**DATA RECORDS:**
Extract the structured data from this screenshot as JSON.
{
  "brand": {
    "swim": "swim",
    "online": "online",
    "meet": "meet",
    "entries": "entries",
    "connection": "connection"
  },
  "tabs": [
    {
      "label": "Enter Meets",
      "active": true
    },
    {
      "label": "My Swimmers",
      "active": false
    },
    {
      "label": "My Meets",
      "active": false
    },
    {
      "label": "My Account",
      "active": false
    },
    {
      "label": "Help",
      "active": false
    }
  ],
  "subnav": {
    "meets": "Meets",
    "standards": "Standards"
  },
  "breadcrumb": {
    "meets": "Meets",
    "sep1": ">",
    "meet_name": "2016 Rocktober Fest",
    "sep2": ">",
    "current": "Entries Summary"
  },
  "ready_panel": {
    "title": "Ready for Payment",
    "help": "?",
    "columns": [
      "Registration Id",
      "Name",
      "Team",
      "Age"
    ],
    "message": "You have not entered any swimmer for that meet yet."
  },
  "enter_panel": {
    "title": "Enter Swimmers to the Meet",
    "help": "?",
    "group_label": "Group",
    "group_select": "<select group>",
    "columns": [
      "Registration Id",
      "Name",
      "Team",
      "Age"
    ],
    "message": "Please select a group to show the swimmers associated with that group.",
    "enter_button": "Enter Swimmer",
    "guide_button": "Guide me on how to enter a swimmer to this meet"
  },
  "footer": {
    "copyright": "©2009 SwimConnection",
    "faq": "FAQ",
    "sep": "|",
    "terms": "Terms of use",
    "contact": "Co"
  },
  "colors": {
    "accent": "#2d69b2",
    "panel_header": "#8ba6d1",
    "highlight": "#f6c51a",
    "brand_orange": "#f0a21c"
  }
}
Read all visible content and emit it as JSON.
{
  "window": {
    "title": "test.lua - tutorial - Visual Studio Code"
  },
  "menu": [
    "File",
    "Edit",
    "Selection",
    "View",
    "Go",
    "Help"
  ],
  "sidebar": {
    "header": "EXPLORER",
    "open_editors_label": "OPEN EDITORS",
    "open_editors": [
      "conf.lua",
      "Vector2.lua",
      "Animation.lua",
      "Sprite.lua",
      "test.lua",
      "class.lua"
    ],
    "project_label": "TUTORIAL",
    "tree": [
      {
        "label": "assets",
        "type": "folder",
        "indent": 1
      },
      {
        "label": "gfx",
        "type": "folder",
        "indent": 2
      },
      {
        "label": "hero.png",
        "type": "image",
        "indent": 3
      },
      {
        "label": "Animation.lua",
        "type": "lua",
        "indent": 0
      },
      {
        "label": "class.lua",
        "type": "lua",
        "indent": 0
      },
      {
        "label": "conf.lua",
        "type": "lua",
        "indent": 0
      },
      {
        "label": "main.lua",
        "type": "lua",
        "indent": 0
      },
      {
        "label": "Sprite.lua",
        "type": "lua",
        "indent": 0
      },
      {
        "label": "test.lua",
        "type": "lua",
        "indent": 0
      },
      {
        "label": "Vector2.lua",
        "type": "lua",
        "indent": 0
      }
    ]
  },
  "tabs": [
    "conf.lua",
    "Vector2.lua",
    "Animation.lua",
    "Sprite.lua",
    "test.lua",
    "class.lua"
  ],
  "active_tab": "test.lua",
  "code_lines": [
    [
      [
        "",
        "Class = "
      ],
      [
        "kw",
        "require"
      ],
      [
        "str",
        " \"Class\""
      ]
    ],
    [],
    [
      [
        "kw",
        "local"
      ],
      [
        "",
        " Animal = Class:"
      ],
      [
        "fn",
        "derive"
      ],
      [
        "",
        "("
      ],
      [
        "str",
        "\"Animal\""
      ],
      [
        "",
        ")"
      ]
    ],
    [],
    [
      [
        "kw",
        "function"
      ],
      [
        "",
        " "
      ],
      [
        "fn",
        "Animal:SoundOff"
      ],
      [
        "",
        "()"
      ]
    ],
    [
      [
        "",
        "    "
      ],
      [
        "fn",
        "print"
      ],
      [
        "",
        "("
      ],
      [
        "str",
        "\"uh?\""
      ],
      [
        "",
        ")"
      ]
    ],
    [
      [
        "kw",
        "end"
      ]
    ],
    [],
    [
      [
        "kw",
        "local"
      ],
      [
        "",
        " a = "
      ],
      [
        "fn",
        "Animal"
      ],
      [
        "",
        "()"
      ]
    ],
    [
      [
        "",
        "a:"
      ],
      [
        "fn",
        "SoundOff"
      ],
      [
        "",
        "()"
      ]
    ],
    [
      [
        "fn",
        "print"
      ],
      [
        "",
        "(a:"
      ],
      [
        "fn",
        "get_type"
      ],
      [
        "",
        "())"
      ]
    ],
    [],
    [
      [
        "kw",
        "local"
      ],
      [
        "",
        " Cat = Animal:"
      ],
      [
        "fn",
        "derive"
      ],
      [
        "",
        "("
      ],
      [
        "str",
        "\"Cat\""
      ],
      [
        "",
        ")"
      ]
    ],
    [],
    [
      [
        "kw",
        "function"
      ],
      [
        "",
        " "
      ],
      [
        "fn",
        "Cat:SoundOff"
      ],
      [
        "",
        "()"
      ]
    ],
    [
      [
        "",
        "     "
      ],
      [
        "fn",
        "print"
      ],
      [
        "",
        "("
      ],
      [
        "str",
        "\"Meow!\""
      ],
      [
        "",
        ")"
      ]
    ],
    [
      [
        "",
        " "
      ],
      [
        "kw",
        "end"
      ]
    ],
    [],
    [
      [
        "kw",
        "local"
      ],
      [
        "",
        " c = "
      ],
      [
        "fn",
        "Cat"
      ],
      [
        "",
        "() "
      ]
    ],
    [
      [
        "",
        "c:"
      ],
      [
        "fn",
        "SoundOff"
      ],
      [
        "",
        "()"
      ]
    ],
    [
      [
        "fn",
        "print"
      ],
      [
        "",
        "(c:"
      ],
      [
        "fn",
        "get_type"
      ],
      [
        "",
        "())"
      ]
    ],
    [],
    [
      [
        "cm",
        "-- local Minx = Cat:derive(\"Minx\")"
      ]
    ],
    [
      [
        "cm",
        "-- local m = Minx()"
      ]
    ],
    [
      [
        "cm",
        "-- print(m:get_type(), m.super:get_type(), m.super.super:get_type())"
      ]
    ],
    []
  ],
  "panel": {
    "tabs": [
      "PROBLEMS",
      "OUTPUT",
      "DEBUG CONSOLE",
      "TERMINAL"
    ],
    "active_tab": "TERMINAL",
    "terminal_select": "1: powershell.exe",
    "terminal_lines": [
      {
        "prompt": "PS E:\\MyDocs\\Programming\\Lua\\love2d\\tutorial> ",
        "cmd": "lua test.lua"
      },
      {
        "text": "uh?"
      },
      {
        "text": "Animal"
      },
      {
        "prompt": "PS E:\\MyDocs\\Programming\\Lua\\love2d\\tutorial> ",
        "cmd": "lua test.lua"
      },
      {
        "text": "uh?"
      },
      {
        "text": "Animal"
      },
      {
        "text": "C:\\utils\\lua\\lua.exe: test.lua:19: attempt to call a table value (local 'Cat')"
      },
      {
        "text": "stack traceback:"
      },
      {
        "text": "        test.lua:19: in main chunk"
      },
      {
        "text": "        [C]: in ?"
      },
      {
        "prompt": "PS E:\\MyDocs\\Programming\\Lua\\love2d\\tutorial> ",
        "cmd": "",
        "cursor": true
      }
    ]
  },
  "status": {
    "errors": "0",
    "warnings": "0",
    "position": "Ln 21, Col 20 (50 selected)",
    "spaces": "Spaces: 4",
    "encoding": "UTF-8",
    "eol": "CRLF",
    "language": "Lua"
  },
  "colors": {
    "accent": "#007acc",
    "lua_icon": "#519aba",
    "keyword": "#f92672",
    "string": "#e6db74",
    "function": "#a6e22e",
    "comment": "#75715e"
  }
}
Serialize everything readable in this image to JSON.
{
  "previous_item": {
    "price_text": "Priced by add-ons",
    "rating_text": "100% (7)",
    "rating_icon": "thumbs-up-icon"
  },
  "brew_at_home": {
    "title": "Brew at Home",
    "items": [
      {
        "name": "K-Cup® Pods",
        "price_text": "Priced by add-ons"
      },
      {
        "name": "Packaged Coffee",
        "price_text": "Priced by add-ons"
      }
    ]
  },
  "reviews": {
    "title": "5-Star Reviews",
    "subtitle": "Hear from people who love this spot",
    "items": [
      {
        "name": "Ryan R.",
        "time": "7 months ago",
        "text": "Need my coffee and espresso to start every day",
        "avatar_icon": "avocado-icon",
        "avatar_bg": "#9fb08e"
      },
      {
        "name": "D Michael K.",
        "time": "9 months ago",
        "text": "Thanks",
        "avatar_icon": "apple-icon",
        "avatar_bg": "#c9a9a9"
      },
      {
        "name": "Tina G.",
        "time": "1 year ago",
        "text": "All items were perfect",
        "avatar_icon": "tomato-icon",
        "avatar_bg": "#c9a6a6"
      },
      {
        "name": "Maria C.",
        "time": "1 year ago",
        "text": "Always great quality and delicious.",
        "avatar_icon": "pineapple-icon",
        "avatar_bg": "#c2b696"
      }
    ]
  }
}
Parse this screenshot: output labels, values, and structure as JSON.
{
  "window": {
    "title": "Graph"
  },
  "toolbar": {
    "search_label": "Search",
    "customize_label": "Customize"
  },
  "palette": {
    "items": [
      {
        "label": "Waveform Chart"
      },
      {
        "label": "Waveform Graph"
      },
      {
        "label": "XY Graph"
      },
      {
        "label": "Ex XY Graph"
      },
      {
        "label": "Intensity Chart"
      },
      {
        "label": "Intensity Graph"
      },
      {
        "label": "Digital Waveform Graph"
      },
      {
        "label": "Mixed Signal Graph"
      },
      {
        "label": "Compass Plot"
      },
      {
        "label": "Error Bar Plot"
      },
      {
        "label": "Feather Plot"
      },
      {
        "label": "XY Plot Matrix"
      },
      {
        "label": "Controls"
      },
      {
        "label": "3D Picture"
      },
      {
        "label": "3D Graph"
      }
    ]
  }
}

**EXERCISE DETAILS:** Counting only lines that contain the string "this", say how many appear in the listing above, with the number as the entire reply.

**RESULT BELOW:** 5